With Tamil Nadu’s 38 seats going to polls on April 18 (polling has been cancelled in one seat), the defeat of ruling All India Anna Dravida Munnetra Kazhagam (AIADMK) looks imminent. This is the first election after two giants of the state – J.Jayalalitha and M.Karunanidhi – have passed away. While Jayalalitha’s party, the AIADMK, went into a tailspin after her death, in the rival Dravida Munnetra Kazhagam (DMK), Karunanidhi’s passing away saw a smooth transition of the mantle to Stalin, his son. The state government run by AIADMK has spent a chaotic two years in power without their leader, with one faction splitting away, and constant bickering among the survivors. In the end they have aligned with the BJP which seeks a toe hold in this important southern state.
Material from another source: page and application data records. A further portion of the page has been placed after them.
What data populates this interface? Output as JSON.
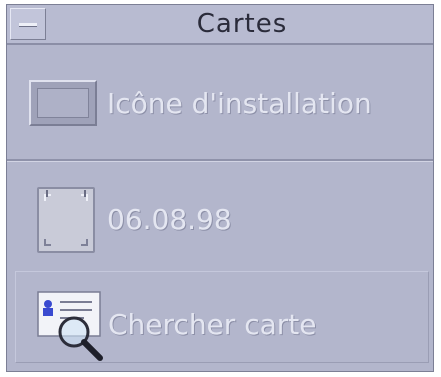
{
  "window": {
    "title": "Cartes"
  },
  "items": [
    {
      "label": "Icône d'installation",
      "icon": "install-icon"
    },
    {
      "label": "06.08.98",
      "icon": "card-icon"
    },
    {
      "label": "Chercher carte",
      "icon": "search-card-icon"
    }
  ],
  "colors": {
    "background": "#b3b6cc",
    "label": "#e4e6f1",
    "title": "#2a2b3a"
  }
}
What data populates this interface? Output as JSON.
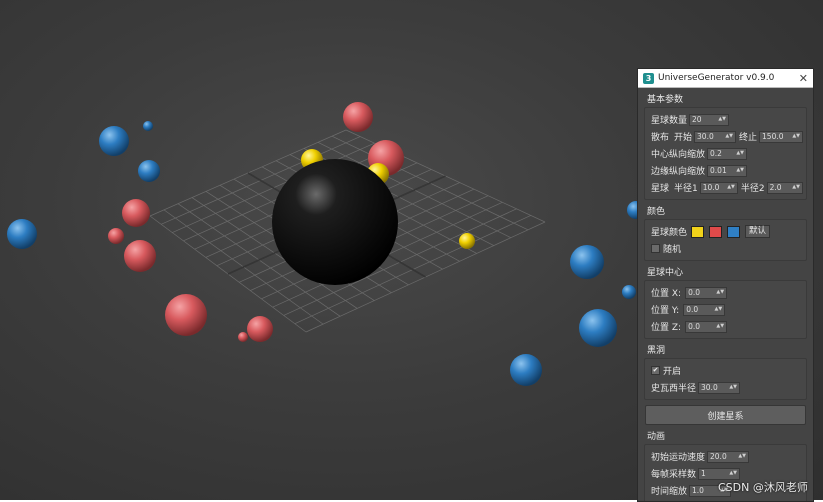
{
  "window": {
    "title": "UniverseGenerator v0.9.0",
    "app_icon_text": "3",
    "close_symbol": "✕"
  },
  "basic_params": {
    "label": "基本参数",
    "star_count_label": "星球数量",
    "star_count": "20",
    "distribution_label": "散布",
    "start_label": "开始",
    "start_value": "30.0",
    "end_label": "终止",
    "end_value": "150.0",
    "center_vscale_label": "中心纵向缩放",
    "center_vscale": "0.2",
    "edge_vscale_label": "边缘纵向缩放",
    "edge_vscale": "0.01",
    "planet_label": "星球",
    "radius1_label": "半径1",
    "radius1": "10.0",
    "radius2_label": "半径2",
    "radius2": "2.0"
  },
  "color": {
    "label": "颜色",
    "planet_color_label": "星球颜色",
    "swatches": [
      "#f1d21a",
      "#e04a4a",
      "#2f7fc4"
    ],
    "default_button": "默认",
    "random_label": "随机"
  },
  "center": {
    "label": "星球中心",
    "pos_x_label": "位置 X:",
    "pos_x": "0.0",
    "pos_y_label": "位置 Y:",
    "pos_y": "0.0",
    "pos_z_label": "位置 Z:",
    "pos_z": "0.0"
  },
  "black_hole": {
    "label": "黑洞",
    "enable_label": "开启",
    "enabled_mark": "✔",
    "schwarzschild_label": "史瓦西半径",
    "schwarzschild_radius": "30.0"
  },
  "create_button": "创建星系",
  "animation": {
    "label": "动画",
    "init_speed_label": "初始运动速度",
    "init_speed": "20.0",
    "samples_label": "每帧采样数",
    "samples": "1",
    "time_scale_label": "时间缩放",
    "time_scale": "1.0"
  },
  "watermark": "CSDN @沐风老师",
  "scene_colors": {
    "red": "#d85a5e",
    "blue": "#2d7dc2",
    "yellow": "#f0d000",
    "black_hole": "#0a0a0a",
    "grid": "#8a8a8a"
  }
}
All these factors, including the unpopularity of the BJP and PM Narendra Modi in the state, point to an imminent defeat of the AIADMK-BJP alliance which includes several small parties like the Pattali Makkal Katchi (PMK) and others. What would be the nature of this defeat?
Analysis of the 2016 Assembly elections data, projecting it to Parliamentary seats shows that even a small 5% swing away from the besieged AIADMK front will mean a severe loss for it. Projected from the Assembly results, the AIADMK front won 37 seats while the opposition DMK front could manage only 2 seats. But a 5% swing from AIADMK+ to DMK+ would upend this and the DMK+ front would get 21 seats while the AIADMK would plummet down to 18, losing 19 seats. As the swing projection is increased, the result gets more and more tilted towards the DMK led front.
What is the Most Likely Scenario?
Given the high degree of discontent over joblessness, farmers’ distress, land grab for infrastructure projects, Thoothukudi firing and growing anger towards the BJP’s attempt to communally polarise the people, it is quite likely that swing away from AIADMK will be closer to 7%. In that case, the DMK led front will get 28 seats while the AIADMK will end up with 11 only.
Experts believe that the AIADMK front will manage to win these seats only because of the support of all the smaller parties which represent various caste communities. Without this support, their performance would deteriorate even further.
The DMK front, on the other hand, would be gaining from the two Left parties, CPI and CPI(M), who have considerable following among industrial workers, employees and farmers. Tamil Nadu is a highly industrialised state and trade unions affiliated to the Left parties, especially CITU, is quite strong in industrial belts.
The defeat of the AIADMK-BJP front in Tamil Nadu will have a major effect on the prospects of the BJP and NDA when they sit down to tally their numbers after results are declared on May 23. Till now, 37 MPs of AIADMK were with NDA, and one BJP MP was also elected from the state.
But winning only 11 seats means a loss of 26 seats straightaway from the NDA. Seen in the context of the projected losses of BJP and its allies in most of the northern states, and their inability to make any effective gains in eastern or other southern states, the loss in Tamil Nadu may well seal the fate of NDA.
The projected win for the DMK led alliance (which includes the Congress) will boost the chances of a non-BJP govt. at the Centre – something that is keenly expected around the country.
[Data projections by Peeyush Sharma and maps by Glenissa Pereira]